Political upheaval in Ontario could endanger auto insurance progress
Published: March 30, 2018
Updated: July 24, 2018
Author: Luke Jones
CATEGORY: Car Insurance
Auto insurance providers in Ontario are pressing the government to keep focused on its goal to reduce auto premiums in the province. With elections around the corner, there is a chance the ruling party in Ontario to retro several reforms, so insurers are calling on all political parties to commit to auto insurance reforms.
The Insurance Bureau of Canada (IBC) wants non-partisan support for the current government’s Fair Auto Insurance Plan.

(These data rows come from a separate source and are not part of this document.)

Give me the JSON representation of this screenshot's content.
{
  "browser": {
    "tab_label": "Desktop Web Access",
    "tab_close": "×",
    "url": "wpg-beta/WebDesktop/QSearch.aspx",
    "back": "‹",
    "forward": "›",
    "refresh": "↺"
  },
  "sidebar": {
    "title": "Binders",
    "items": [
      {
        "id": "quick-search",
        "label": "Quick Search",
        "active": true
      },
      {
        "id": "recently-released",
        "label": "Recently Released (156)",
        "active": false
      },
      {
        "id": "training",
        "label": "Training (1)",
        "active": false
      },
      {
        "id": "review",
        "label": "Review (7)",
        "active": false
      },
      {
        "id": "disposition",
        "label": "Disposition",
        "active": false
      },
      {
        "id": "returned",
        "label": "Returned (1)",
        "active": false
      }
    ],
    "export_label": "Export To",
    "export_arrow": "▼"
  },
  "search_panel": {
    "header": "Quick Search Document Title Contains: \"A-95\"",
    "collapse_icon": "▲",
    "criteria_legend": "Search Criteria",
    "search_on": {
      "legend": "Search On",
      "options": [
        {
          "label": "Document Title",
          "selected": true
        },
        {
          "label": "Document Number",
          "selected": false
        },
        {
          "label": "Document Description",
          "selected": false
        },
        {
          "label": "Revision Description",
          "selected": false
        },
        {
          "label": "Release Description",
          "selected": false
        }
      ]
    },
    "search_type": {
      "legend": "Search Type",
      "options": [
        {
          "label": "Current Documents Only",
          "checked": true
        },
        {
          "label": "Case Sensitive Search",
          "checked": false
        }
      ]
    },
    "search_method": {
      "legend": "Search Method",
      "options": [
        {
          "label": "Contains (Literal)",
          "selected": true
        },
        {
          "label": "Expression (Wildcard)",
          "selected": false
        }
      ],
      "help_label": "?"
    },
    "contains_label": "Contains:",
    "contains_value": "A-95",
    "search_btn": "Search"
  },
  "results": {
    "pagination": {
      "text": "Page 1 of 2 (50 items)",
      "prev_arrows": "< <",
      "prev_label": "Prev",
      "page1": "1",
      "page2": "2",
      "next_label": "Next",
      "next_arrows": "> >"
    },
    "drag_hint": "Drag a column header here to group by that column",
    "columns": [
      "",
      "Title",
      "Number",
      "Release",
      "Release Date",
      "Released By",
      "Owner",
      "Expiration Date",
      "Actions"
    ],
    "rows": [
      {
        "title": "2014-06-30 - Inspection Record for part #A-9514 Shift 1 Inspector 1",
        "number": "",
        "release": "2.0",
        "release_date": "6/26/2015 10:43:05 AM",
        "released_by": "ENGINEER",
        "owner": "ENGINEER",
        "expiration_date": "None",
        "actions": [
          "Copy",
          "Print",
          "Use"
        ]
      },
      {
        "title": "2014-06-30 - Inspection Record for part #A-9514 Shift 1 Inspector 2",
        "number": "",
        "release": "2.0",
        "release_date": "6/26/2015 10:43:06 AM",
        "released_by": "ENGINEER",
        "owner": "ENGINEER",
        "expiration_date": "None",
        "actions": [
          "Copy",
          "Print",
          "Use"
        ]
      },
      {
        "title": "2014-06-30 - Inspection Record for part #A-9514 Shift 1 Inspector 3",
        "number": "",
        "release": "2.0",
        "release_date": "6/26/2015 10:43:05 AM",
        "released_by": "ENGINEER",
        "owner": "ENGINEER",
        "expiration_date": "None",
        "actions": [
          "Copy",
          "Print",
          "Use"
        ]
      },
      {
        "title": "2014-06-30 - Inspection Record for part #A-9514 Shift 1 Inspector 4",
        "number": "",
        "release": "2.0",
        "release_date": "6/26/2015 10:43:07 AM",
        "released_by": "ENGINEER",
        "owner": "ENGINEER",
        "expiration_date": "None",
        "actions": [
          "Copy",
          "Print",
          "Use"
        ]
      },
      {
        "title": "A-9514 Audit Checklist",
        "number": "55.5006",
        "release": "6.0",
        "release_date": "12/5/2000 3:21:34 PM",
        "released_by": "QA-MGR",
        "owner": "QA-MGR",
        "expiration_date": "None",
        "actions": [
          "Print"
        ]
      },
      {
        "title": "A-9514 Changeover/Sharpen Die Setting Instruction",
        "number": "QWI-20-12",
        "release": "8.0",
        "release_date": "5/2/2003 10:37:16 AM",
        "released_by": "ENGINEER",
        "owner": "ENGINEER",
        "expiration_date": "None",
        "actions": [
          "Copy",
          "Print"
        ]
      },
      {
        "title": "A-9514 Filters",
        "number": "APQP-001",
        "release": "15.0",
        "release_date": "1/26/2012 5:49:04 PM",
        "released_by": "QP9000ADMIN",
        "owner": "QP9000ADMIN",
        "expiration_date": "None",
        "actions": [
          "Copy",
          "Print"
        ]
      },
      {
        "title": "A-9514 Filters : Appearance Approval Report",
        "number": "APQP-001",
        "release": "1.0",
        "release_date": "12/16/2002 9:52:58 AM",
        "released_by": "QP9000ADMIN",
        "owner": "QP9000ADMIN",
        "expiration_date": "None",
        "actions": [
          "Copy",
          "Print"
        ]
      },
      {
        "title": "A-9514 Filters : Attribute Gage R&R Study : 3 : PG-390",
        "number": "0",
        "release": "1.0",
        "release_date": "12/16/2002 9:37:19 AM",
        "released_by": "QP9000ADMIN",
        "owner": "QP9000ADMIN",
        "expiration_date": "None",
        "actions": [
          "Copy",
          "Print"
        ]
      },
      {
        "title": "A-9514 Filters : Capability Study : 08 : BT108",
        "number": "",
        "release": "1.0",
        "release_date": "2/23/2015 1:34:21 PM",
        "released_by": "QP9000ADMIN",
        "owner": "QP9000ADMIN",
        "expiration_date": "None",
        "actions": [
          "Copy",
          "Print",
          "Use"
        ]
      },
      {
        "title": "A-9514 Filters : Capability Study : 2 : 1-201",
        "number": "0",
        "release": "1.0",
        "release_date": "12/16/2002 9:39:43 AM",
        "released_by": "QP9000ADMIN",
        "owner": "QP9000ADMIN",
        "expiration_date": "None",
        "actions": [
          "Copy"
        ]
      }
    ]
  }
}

“We’re pleased that the current government reaffirmed its commitment to transforming the auto insurance system by reiterating the measures contained in its Fair Auto Insurance Plan,” IBC said this week.
Announced this week, the 2018 Budget from the Liberal government put a firm timeframe on the launch of the Financial Services Regulatory Authority (FSRA). The replacement for the Financial Services Commission of Ontario (FSCO) will be operational by April 2019. The new regulatory body will oversee finance laws in Ontario and will brings a more effective regulation system to the province. FSRA will create legislation that mandates insurance companies to supply vehicle repair and claims history information to prescribed parties.
“We see FSRA as a proactive, innovative regulator that will lead to sustainable improvement in rates for Ontario’s almost 10 million drivers,” said Kim Donaldson, Vice-President, Ontario, IBC. “Ontario’s insurers support this new regulator and we look forward to working with FSRA.”
The FSRA will also be backed by changes to the Insurance Act, allowing prudential oversight over certain insurance companies in Ontario.
Through the wider budget, the government also recommitted to continuing auto insurance reforms in an ongoing effort to reduce premiums. This includes the Fair Auto Insurance Plan, which aims to reduce the cost of insurance in a sustained way. Additionally, the plan will ensure injured people receive a higher level of care.
“Of note, the government has adopted the recommendation made by the industry on how to best manage the care of those who have suffered a catastrophic impairment as the result of a collision,” IBC says. “Instead of making this the responsibility of the Ministry of Health as recommended in David Marshall’s report Fair Benefits Fairly Delivered, there will be funding through the Ontario Neurotrauma Foundation to develop evidence-based programs of care for the most seriously injured.”
However, the budget may have little longevity if political polling statistics hold up. The Ontario elections will be held June 7, 2018 and polls favor Doug Ford’s Ontario Conservative Party. Of course, polls have been wrong before, but if a new regime takes office, changes to auto insurance could be in danger.
“We are looking for all parties to commit to making Ontario’s auto insurance system work better for consumers,” IBC said. “We think the Fair Auto Insurance Plan is a good start.”
The plan introduces the following focus points:
- standard treatment plans
- independent examination centres
- establishment of a Serious Fraud Office (SFO)
- risk factor review
- lawyers’ contingency fees
- a new provincial insurance and financial regulator, and
- the creation of an expert panel.
“The risk and opportunity for the industry [of a possible regime change] is the new government’s focus on this objective [and] not becoming distracted by the current issue of the day, for example territorial rating,” said IBAO CEO Colin Simpson.